Unfortunately, we now have a large sea lion population coupled with a decline in food quality near breeding colonies. Until high-quality food increases again in the Southern California Bight, pup emaciation may become the norm.
Originally published in Catalina Marine Society’s OceanBights, p. 4
Melin SR, et al, Unprecedented mortality of California sea lion pups associated with anomalous oceanographic conditions along the central California coast in 2009, California Cooperative Oceanic Fisheries Investigations Reports. 51: 182-194.
NOAA Fisheries, West Coast Region, 2015 Elevated California Sea Lions Strandings in California: FAQs
Mark S. Lowry, Research Biologist, Marine Mammal and Turtle Division, Interview February 22, 2016
Louis Sahagun, Scat may contain clues to marine mammals’ Southern California deaths, Los Angeles Times, May 13, 2016

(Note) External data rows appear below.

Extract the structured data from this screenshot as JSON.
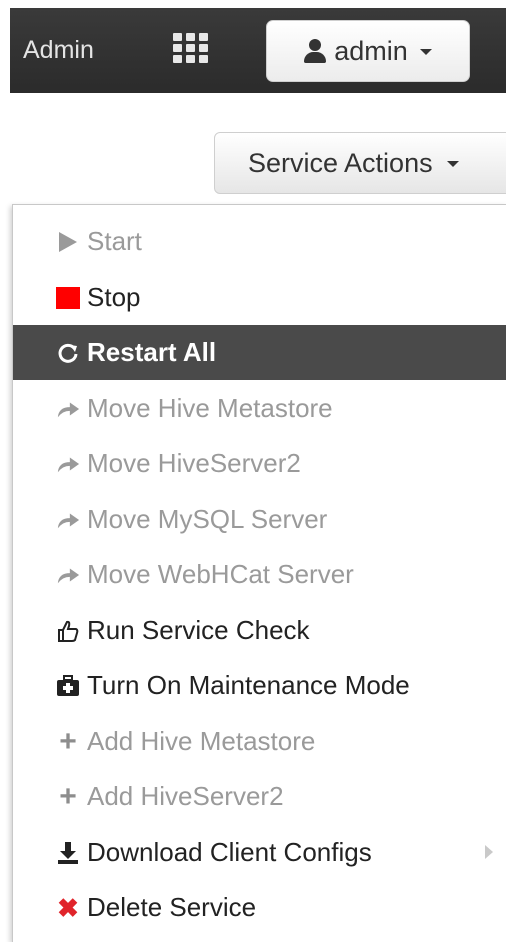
{
  "navbar": {
    "title": "Admin",
    "user_label": "admin",
    "apps_icon": "grid-icon",
    "user_icon": "user-icon"
  },
  "service_actions": {
    "label": "Service Actions"
  },
  "menu": {
    "items": [
      {
        "label": "Start",
        "icon": "play-icon",
        "state": "disabled"
      },
      {
        "label": "Stop",
        "icon": "stop-icon",
        "state": "enabled"
      },
      {
        "label": "Restart All",
        "icon": "refresh-icon",
        "state": "active"
      },
      {
        "label": "Move Hive Metastore",
        "icon": "share-icon",
        "state": "disabled"
      },
      {
        "label": "Move HiveServer2",
        "icon": "share-icon",
        "state": "disabled"
      },
      {
        "label": "Move MySQL Server",
        "icon": "share-icon",
        "state": "disabled"
      },
      {
        "label": "Move WebHCat Server",
        "icon": "share-icon",
        "state": "disabled"
      },
      {
        "label": "Run Service Check",
        "icon": "thumbs-up-icon",
        "state": "enabled"
      },
      {
        "label": "Turn On Maintenance Mode",
        "icon": "medkit-icon",
        "state": "enabled"
      },
      {
        "label": "Add Hive Metastore",
        "icon": "plus-icon",
        "state": "disabled"
      },
      {
        "label": "Add HiveServer2",
        "icon": "plus-icon",
        "state": "disabled"
      },
      {
        "label": "Download Client Configs",
        "icon": "download-icon",
        "state": "enabled"
      },
      {
        "label": "Delete Service",
        "icon": "delete-icon",
        "state": "enabled"
      }
    ]
  },
  "colors": {
    "navbar_bg": "#2f2f2f",
    "active_bg": "#4a4a4a",
    "stop_red": "#ff0000",
    "delete_red": "#e0242b",
    "disabled_text": "#9a9a9a"
  }
}
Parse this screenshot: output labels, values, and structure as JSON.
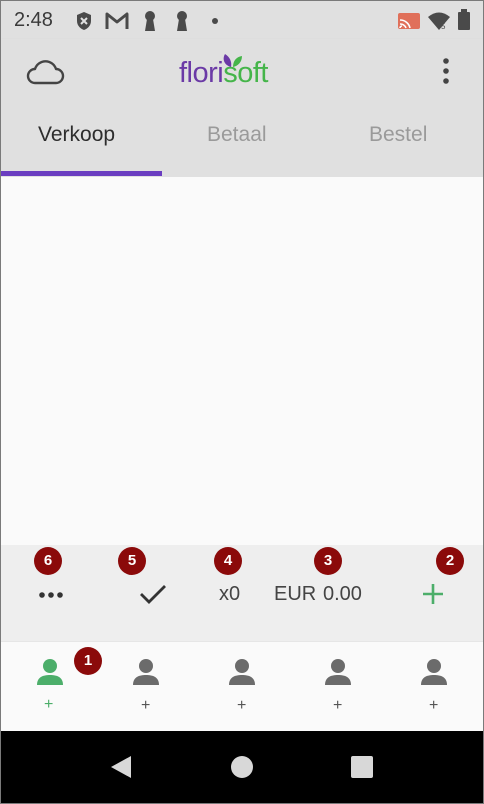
{
  "status_bar": {
    "time": "2:48",
    "icons": [
      "shield-x-icon",
      "gmail-icon",
      "keyhole-icon",
      "keyhole-icon",
      "dot-icon",
      "cast-icon",
      "wifi-icon",
      "battery-icon"
    ]
  },
  "header": {
    "logo_part1": "flori",
    "logo_part2": "soft",
    "menu_icon": "more-vert-icon",
    "cloud_icon": "cloud-icon"
  },
  "tabs": [
    {
      "label": "Verkoop",
      "active": true
    },
    {
      "label": "Betaal",
      "active": false
    },
    {
      "label": "Bestel",
      "active": false
    }
  ],
  "toolbar": {
    "more_icon": "more-horiz-icon",
    "check_icon": "check-icon",
    "quantity": "x0",
    "currency": "EUR",
    "amount": "0.00",
    "add_icon": "plus-icon"
  },
  "badges": [
    "1",
    "2",
    "3",
    "4",
    "5",
    "6"
  ],
  "customers": [
    {
      "label": "+",
      "active": true
    },
    {
      "label": "+",
      "active": false
    },
    {
      "label": "+",
      "active": false
    },
    {
      "label": "+",
      "active": false
    },
    {
      "label": "+",
      "active": false
    }
  ],
  "colors": {
    "accent": "#6a3dc0",
    "brand_purple": "#6b3aa6",
    "brand_green": "#45b54a",
    "badge": "#8b0a0a",
    "active_customer": "#4cae6a"
  }
}
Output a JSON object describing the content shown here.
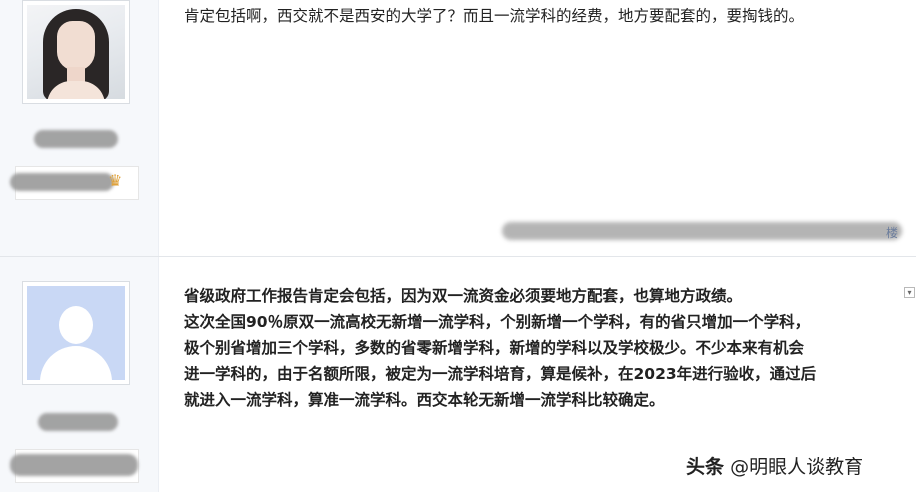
{
  "posts": [
    {
      "avatar": "user-photo",
      "username": "",
      "text": "肯定包括啊，西交就不是西安的大学了？而且一流学科的经费，地方要配套的，要掏钱的。",
      "meta_tail": "楼"
    },
    {
      "avatar": "default-avatar",
      "username": "",
      "lines": [
        "省级政府工作报告肯定会包括，因为双一流资金必须要地方配套，也算地方政绩。",
        "这次全国90％原双一流高校无新增一流学科，个别新增一个学科，有的省只增加一个学科，",
        "极个别省增加三个学科，多数的省零新增学科，新增的学科以及学校极少。不少本来有机会",
        "进一学科的，由于名额所限，被定为一流学科培育，算是候补，在2023年进行验收，通过后",
        "就进入一流学科，算准一流学科。西交本轮无新增一流学科比较确定。"
      ]
    }
  ],
  "watermark": {
    "platform": "头条",
    "account": "@明眼人谈教育"
  },
  "colors": {
    "sidebar_bg": "#f6f8fb",
    "meta_link": "#6a7c9c",
    "default_avatar_bg": "#c9d8f5"
  }
}
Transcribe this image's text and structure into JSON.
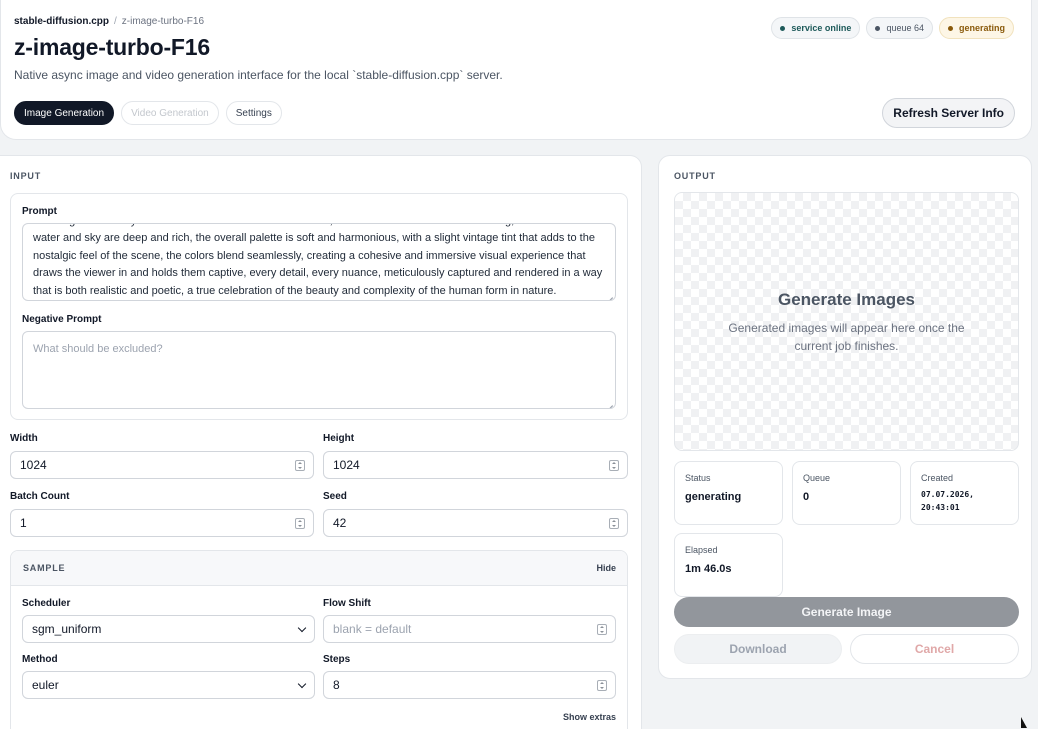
{
  "breadcrumb": {
    "root": "stable-diffusion.cpp",
    "separator": "/",
    "current": "z-image-turbo-F16"
  },
  "header": {
    "title": "z-image-turbo-F16",
    "subtitle": "Native async image and video generation interface for the local `stable-diffusion.cpp` server.",
    "refresh_label": "Refresh Server Info"
  },
  "badges": {
    "online": "service online",
    "queue": "queue 64",
    "generating": "generating"
  },
  "tabs": [
    {
      "label": "Image Generation",
      "state": "active"
    },
    {
      "label": "Video Generation",
      "state": "disabled"
    },
    {
      "label": "Settings",
      "state": "normal"
    }
  ],
  "input": {
    "section_label": "INPUT",
    "prompt_label": "Prompt",
    "prompt_value": "the image is carefully calibrated to enhance the natural tones, the skin tones are warm and inviting, the blues of the water and sky are deep and rich, the overall palette is soft and harmonious, with a slight vintage tint that adds to the nostalgic feel of the scene, the colors blend seamlessly, creating a cohesive and immersive visual experience that draws the viewer in and holds them captive, every detail, every nuance, meticulously captured and rendered in a way that is both realistic and poetic, a true celebration of the beauty and complexity of the human form in nature.",
    "negative_label": "Negative Prompt",
    "negative_placeholder": "What should be excluded?",
    "width_label": "Width",
    "width_value": "1024",
    "height_label": "Height",
    "height_value": "1024",
    "batch_label": "Batch Count",
    "batch_value": "1",
    "seed_label": "Seed",
    "seed_value": "42"
  },
  "sample": {
    "section_label": "SAMPLE",
    "hide_label": "Hide",
    "scheduler_label": "Scheduler",
    "scheduler_value": "sgm_uniform",
    "flow_shift_label": "Flow Shift",
    "flow_shift_placeholder": "blank = default",
    "method_label": "Method",
    "method_value": "euler",
    "steps_label": "Steps",
    "steps_value": "8",
    "show_extras_label": "Show extras"
  },
  "output": {
    "section_label": "OUTPUT",
    "preview_title": "Generate Images",
    "preview_text": "Generated images will appear here once the current job finishes.",
    "status_label": "Status",
    "status_value": "generating",
    "queue_label": "Queue",
    "queue_value": "0",
    "created_label": "Created",
    "created_date": "07.07.2026,",
    "created_time": "20:43:01",
    "elapsed_label": "Elapsed",
    "elapsed_value": "1m 46.0s",
    "generate_label": "Generate Image",
    "download_label": "Download",
    "cancel_label": "Cancel"
  },
  "colors": {
    "accent": "#111827",
    "online": "#1e5a5a",
    "generating": "#8a5a0b",
    "cancel": "#e0a8a8"
  }
}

Sam McClatchie et al, Food limitation of sea lion pups and the decline of forage off central and southern California, Royal Society open science, DOI: 10.1098/rsos.150628. March 2, 2016
NOAA Fishwatch, Pacific Mackeral
Sharon Melin et al,California sea lions: An indicator for integrated ecosystem assessment of the California current system, California Cooperative Oceanic Fisheries Investigations Reports. 53: 140-152. 2012
NOAA Fisheries, Transcript: Sea Lion Strandings – The View from the Rookery, April 13, 2015
Rich Press, NOAA Fisheries Science Writer, NOAA Fisheries, Transcript: Sea Lion Strandings – The View from the Rookery, April 30, 2015
Birgitte I. McDonald, Paul J. Ponganis, Lung collapse in the diving sea lion: hold the nitrogen and save the oxygen, Biol. Lett. 2012 8 1047-1049; DOI: 10.1098/rsbl.2012.0743. November 12, 2012
Pacific Fishery Management Council, Council Votes to Close 2015-2016 Pacific Sardine Fishery, April 13th, 2015
T.E. Essington et al, Fishing amplifies forage fish population collapses. Proceedings of the National Academy of Sciences of the USA. 2015;10.1073/pnas. April 6, 2015
Lenfest Forage Fish Task Force, Little Fish, Big Impact, April 2012
Oceana, Letter to Ms. Eileen Sobeck, Assistant Administrator for Fisheries, May 21, 2015, Agenda Item B.1.b Supplemental Open Public Comment 2
Washington Department of Fish and Wildlife, Conservation, California Sea Lion Fact Sheet
Emaciated California sea lion pup, D. Gordon Kelly, Westward Beach, Point Dume, Malibu, April 12, 2015
Figure 1, Annual California Sea Lion Strandings: NOAA Fisheries, West Coast Region, 2015 Elevated California Sea Lions Strandings in California: FAQs, Figure 1
Figure 2, California Sea Lion Pup and Yearling Strandings: NOAA Fisheries, 2013-2016 California Sea Lion Unusual Mortality Event in California, California Sea Lion Strandings
Figure 3, Sardine Stock Biomass: K.T. Hill et al, NOAA Fisheries, SWFSC-FRD, Assessment of the Pacific Sardine Resource in 2015 for USA Management in 2015-16, Fishery Impacts, Slide 12